Brief:
Return all lines below containing the word "Insurance".

####################

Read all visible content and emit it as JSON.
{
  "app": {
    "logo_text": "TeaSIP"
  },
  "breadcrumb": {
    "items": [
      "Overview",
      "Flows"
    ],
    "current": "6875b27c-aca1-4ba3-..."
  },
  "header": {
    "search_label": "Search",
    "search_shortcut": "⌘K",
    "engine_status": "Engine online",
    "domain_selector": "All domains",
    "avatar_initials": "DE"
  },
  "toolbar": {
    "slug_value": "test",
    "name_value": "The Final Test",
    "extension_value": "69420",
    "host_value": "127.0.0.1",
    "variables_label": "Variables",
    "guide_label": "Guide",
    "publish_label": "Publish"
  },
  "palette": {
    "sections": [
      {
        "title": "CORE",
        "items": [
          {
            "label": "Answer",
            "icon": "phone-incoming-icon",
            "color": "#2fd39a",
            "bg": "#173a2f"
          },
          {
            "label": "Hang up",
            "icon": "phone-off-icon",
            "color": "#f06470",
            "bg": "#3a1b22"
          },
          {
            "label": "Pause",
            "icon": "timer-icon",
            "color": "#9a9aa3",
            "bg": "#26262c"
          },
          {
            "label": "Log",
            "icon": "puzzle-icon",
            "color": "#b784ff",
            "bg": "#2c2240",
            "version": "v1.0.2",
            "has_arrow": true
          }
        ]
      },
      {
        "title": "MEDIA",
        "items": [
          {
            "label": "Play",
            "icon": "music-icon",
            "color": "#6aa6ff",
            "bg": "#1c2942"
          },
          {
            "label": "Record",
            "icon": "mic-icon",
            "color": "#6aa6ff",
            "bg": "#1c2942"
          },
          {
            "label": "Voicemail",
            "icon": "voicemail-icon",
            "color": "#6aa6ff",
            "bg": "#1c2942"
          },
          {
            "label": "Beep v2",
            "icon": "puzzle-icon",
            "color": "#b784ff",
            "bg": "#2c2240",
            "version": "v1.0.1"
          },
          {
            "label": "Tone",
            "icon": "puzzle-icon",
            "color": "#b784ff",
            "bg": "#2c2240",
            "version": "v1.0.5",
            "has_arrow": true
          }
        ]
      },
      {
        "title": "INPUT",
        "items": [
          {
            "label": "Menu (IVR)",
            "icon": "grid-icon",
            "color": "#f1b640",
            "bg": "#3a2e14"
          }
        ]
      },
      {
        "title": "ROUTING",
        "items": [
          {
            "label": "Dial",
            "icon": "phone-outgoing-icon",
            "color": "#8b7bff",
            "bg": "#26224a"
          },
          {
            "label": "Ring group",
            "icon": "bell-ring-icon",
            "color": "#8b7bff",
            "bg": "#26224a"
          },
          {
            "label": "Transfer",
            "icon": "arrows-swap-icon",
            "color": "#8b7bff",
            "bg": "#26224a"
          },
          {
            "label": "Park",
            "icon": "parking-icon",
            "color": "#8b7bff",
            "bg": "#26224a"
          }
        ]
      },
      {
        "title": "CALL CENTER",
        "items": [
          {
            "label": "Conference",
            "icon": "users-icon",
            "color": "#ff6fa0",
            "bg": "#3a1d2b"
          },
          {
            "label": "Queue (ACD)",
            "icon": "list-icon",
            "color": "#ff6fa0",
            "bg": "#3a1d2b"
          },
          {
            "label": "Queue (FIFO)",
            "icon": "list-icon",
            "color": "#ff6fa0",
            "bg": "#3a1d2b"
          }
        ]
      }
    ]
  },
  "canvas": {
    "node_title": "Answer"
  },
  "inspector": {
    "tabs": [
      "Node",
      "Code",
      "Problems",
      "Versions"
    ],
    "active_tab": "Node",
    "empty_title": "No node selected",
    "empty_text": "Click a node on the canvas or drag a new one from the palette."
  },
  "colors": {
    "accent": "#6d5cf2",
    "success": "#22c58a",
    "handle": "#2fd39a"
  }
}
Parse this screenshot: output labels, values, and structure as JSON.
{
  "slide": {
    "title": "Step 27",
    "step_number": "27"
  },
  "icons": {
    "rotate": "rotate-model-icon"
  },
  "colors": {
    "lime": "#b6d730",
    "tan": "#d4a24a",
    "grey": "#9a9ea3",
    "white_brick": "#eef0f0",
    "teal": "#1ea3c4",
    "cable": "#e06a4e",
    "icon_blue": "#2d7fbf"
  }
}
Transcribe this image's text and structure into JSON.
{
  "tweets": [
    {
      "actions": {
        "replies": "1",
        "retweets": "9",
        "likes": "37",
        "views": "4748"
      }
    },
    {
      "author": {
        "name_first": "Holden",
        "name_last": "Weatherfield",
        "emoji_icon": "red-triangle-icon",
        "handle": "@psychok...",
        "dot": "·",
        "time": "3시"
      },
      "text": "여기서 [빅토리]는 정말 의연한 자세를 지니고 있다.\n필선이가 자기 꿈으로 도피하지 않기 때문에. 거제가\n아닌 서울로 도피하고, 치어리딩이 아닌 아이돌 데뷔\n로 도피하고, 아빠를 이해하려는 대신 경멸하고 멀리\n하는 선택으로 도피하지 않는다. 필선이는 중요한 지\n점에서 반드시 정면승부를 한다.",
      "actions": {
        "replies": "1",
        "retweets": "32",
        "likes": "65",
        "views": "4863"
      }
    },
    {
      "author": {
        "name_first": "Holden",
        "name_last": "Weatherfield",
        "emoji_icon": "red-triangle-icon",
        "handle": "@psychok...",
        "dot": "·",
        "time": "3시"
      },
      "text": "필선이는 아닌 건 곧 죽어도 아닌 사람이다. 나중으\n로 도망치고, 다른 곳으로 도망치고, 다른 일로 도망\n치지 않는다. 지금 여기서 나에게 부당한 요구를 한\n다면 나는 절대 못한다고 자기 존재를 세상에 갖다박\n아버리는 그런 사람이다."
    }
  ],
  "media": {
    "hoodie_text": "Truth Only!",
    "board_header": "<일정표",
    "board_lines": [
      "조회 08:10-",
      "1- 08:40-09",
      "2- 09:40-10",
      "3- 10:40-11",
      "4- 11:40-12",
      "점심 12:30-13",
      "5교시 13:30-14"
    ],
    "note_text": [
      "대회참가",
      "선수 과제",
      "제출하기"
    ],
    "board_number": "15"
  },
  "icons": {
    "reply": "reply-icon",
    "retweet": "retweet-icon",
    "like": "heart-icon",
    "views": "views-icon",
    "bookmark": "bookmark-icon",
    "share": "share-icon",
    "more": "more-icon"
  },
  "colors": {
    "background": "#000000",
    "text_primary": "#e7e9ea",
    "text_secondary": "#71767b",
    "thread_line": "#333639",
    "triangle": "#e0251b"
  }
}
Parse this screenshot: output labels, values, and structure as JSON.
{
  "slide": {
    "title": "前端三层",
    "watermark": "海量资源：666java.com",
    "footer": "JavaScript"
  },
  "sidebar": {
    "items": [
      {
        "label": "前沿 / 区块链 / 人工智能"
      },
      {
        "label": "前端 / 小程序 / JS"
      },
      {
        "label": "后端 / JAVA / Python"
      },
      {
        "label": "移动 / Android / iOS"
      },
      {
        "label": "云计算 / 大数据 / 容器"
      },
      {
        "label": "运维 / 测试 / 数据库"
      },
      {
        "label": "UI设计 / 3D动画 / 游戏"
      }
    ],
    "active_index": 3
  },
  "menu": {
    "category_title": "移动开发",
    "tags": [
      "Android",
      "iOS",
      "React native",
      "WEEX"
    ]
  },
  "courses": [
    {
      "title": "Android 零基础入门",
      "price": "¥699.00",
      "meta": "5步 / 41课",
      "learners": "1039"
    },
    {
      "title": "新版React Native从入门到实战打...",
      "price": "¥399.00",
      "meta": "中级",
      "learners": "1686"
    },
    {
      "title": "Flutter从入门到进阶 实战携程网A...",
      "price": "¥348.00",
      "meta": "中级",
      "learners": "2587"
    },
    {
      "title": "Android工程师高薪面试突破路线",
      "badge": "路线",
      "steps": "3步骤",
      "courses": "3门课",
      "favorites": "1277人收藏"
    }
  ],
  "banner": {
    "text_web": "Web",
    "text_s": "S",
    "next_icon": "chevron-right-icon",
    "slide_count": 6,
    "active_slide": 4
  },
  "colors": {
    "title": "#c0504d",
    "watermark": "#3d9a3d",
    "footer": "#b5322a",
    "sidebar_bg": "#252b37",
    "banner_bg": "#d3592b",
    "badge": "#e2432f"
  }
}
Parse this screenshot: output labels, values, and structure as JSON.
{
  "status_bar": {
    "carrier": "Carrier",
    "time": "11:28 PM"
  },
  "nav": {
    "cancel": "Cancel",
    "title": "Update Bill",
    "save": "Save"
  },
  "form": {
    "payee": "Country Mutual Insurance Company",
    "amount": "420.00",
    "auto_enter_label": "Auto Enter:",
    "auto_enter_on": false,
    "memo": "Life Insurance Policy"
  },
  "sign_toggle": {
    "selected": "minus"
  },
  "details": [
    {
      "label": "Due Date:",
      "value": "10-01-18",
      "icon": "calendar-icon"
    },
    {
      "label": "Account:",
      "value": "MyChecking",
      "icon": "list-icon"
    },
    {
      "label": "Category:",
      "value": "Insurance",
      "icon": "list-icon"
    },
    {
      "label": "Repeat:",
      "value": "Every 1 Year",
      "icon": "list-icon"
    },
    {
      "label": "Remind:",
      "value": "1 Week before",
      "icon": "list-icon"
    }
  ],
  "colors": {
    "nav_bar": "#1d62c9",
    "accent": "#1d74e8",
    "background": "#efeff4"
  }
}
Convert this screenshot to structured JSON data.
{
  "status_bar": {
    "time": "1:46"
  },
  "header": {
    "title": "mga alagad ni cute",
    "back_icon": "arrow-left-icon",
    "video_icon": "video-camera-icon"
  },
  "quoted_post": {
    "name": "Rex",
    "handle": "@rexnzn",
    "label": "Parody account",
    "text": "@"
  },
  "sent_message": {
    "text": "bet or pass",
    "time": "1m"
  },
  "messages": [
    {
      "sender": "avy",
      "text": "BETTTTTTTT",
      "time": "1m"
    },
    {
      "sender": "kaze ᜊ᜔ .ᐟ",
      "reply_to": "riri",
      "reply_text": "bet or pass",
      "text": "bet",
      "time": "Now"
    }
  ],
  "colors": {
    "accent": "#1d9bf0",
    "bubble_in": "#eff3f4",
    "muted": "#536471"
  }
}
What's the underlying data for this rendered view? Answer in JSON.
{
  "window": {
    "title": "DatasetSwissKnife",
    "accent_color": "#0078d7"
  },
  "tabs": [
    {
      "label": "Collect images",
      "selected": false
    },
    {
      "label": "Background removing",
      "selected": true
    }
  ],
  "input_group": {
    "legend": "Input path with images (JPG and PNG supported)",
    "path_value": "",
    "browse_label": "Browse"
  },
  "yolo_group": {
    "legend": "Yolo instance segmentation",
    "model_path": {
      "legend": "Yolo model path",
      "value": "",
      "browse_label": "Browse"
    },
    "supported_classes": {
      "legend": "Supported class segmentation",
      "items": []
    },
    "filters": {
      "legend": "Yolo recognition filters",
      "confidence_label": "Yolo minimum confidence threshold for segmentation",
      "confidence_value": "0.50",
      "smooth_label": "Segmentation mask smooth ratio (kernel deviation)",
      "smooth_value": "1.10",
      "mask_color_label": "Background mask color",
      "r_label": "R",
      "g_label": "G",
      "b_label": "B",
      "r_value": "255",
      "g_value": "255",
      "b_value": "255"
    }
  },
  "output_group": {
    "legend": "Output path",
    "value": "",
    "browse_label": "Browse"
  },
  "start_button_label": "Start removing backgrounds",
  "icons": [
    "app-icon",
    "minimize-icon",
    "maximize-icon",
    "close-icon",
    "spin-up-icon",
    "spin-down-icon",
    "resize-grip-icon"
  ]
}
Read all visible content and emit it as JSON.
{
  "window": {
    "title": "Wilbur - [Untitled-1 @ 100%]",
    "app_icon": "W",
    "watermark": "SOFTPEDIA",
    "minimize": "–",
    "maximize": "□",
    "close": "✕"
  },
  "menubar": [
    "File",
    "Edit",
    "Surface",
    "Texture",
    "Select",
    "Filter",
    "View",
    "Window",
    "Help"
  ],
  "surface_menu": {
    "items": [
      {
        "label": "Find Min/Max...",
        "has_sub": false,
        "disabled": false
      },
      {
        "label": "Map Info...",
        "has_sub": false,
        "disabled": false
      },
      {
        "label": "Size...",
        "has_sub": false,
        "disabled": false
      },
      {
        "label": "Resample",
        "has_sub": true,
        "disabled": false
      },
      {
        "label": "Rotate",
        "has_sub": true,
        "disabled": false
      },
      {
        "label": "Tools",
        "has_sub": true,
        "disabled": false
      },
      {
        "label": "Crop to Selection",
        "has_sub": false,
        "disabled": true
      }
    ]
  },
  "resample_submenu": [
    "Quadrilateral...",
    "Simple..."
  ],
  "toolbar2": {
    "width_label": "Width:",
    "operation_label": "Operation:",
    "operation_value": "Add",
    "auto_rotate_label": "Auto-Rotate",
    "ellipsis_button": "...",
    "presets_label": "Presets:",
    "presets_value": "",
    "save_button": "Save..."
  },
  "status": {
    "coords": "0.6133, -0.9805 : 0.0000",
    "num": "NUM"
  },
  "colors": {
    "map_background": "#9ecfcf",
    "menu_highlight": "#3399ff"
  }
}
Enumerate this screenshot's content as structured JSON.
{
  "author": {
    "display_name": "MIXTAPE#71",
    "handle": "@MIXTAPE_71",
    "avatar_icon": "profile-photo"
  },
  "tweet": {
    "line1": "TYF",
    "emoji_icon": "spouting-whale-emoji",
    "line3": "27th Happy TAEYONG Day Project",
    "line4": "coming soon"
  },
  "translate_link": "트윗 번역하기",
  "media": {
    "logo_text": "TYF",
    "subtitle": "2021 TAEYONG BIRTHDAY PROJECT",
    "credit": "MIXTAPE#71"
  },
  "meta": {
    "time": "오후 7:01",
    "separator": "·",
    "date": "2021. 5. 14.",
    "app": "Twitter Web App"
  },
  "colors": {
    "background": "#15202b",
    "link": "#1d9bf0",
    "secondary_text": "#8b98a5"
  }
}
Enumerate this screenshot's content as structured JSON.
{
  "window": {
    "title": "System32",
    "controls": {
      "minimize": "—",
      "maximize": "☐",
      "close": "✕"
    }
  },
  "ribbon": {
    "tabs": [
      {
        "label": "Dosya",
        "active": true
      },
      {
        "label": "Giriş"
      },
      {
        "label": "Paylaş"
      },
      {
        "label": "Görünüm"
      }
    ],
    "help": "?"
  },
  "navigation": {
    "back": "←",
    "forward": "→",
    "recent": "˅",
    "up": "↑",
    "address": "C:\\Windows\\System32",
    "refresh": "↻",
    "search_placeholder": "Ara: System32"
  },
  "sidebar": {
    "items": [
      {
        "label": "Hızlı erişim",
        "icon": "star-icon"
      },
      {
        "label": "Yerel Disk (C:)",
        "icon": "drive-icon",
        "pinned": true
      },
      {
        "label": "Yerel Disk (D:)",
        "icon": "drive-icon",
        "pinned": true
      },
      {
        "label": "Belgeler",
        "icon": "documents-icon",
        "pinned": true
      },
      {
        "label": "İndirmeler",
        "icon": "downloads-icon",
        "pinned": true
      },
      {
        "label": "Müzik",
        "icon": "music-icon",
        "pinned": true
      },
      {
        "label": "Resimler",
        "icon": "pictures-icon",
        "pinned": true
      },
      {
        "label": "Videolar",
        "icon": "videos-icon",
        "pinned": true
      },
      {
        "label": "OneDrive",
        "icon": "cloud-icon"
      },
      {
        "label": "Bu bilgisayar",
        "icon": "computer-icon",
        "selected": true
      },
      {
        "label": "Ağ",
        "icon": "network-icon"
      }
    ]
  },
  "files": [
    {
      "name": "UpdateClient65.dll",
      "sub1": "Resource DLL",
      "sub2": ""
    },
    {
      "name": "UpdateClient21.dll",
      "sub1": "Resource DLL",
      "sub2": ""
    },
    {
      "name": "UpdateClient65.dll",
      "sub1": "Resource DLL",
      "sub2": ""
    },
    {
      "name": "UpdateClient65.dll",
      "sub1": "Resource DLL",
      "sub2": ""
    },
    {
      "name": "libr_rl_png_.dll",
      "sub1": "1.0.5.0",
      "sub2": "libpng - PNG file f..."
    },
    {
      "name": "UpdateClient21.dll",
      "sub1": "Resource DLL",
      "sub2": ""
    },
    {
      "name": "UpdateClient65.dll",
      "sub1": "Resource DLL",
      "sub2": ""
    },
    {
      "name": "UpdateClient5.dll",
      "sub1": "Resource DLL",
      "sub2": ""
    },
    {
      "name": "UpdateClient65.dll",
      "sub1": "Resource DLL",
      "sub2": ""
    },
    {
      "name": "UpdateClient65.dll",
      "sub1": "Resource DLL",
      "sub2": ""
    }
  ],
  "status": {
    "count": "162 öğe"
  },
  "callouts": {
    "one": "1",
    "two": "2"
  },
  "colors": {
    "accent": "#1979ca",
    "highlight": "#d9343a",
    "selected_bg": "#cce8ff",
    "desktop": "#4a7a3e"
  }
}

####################

Written response:
    "payee": "Country Mutual Insurance Company",
    "memo": "Life Insurance Policy"
      "value": "Insurance",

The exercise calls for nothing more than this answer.